Longevity Adds to Women’s Financial Strain


Occasionally I come across articles that are worth passing along. Kudos to Forbes.com for sharing financial advisor Wayne Fourman’s insight on the compounding issues facing the fairer sex. I have written about the gender pay gap and how marriage roles often derail a woman’s ability advance in her career field.

The financial strain that women endure is exacerbated by their longevity. Not only do women earn 78 percent of what their full-time male counterparts bring in, but women also live several years longer, which often leads to higher nursing care costs. Two items that Fourman discusses are especially troubling: (1) a single woman over 65 is five times as likely as a married couple the same age to fall into poverty; and (2) nearly half of single women rely on Social Security to provide 90 percent of their retirement income.

Those figures are disturbing. While it’s reassuring that women’s rights have progressed to the point that many Generation Xers and millennials have flooded higher education and put themselves in position to earn considerable salaries and chip away at the ever-present glass ceiling, the women of the baby boomer generation, as a whole, do not share the same optimism. According to the White House, only 15 percent of women between the ages of 25-34 had at least a bachelor’s degree in 1974. That number had jumped to almost 40 percent by 2014. The lack of an advanced education makes alleviating financial strain difficult, as most high-income jobs require such degrees.

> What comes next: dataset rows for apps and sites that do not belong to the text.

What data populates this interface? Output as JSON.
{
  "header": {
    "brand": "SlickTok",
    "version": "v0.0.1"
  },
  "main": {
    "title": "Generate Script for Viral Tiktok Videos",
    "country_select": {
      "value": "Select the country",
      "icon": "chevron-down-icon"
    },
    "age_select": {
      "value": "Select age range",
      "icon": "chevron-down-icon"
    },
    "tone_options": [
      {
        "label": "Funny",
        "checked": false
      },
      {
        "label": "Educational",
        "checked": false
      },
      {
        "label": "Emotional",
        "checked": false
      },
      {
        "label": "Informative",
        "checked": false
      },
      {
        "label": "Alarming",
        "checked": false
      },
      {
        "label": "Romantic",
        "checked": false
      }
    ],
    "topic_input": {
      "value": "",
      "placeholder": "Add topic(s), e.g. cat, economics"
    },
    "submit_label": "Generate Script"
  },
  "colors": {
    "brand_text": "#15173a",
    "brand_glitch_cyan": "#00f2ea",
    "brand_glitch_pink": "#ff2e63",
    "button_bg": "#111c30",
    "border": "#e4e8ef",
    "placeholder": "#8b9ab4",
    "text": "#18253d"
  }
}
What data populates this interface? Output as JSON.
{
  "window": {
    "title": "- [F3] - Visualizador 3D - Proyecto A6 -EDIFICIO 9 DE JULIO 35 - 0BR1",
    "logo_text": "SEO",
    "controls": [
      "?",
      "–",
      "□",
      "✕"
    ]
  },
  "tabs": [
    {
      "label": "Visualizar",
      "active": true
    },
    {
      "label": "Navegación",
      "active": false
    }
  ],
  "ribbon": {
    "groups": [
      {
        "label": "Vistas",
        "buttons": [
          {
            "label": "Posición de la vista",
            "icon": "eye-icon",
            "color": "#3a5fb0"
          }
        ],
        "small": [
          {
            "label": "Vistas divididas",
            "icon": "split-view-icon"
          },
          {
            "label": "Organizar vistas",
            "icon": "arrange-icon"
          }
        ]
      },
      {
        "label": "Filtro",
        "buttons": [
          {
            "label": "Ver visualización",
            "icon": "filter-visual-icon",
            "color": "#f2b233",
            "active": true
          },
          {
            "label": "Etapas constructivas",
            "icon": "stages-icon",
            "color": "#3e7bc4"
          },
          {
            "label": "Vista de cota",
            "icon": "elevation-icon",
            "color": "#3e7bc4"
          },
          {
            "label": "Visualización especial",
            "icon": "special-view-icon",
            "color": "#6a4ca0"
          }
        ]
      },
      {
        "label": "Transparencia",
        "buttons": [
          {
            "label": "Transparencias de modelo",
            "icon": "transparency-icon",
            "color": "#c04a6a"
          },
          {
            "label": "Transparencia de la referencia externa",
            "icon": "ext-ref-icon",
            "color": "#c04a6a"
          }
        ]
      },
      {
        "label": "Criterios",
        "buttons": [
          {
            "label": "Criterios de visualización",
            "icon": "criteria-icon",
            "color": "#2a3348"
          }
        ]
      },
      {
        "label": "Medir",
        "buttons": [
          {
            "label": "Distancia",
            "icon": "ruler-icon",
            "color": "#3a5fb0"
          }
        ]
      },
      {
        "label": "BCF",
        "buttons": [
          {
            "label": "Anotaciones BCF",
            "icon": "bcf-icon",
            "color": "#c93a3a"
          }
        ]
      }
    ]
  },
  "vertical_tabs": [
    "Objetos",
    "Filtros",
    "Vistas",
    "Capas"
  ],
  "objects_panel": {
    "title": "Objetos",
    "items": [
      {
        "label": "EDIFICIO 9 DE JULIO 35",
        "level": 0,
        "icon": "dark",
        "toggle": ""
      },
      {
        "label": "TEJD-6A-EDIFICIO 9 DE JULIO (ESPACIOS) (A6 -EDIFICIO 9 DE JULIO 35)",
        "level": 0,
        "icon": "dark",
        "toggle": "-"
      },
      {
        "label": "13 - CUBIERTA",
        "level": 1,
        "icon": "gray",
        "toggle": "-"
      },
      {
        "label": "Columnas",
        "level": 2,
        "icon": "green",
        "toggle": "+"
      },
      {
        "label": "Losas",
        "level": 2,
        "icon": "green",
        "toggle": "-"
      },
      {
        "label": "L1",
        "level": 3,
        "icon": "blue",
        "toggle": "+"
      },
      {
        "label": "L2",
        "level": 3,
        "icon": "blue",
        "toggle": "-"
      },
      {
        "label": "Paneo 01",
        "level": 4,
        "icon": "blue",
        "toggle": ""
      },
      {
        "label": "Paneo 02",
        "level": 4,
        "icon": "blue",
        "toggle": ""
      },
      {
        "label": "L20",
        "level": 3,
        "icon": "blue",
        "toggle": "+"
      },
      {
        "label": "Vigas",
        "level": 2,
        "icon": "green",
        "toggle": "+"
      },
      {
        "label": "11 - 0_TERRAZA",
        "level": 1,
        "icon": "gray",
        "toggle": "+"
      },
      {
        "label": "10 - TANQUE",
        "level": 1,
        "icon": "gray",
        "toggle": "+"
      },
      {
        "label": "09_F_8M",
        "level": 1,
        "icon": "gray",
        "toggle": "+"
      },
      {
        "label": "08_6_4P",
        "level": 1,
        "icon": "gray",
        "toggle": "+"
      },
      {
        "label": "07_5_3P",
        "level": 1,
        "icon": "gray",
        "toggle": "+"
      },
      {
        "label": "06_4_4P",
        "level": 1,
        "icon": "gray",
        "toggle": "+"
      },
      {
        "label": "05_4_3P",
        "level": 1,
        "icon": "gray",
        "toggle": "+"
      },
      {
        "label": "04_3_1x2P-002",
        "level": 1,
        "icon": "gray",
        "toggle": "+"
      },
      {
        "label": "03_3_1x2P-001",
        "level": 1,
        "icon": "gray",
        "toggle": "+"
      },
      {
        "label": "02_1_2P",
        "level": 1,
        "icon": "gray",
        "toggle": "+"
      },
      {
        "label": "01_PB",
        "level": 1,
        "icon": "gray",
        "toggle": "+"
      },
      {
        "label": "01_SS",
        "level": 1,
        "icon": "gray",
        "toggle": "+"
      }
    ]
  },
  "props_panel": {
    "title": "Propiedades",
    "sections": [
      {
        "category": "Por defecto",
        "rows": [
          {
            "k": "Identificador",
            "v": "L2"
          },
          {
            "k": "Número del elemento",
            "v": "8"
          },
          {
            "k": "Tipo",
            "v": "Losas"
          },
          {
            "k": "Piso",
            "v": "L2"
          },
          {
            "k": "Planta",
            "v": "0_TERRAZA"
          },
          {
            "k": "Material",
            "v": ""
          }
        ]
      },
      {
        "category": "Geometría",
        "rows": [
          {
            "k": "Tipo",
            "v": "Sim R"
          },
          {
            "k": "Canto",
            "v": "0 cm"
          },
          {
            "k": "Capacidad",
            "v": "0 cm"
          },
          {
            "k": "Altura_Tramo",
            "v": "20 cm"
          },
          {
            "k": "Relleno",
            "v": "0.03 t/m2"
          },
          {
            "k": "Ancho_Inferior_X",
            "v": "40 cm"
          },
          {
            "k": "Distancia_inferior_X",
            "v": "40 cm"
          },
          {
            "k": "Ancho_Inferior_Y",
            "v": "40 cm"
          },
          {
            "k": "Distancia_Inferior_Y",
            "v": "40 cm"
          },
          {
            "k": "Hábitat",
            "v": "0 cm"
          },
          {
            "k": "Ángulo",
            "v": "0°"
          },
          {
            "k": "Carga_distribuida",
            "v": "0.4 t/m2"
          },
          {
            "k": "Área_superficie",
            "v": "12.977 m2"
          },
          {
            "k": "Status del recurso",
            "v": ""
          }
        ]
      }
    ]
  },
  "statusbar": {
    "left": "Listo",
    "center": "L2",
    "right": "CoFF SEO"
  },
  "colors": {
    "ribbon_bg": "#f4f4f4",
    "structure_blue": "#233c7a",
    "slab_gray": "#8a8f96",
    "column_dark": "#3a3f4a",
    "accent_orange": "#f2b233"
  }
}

Financial literacy thereby becomes critical in saving money to complement Social Security checks and understand the basics of monetary discipline. There is hope for our daughters, but we have to put forth the effort to help the women of the older generations live the final years of their lives with dignity.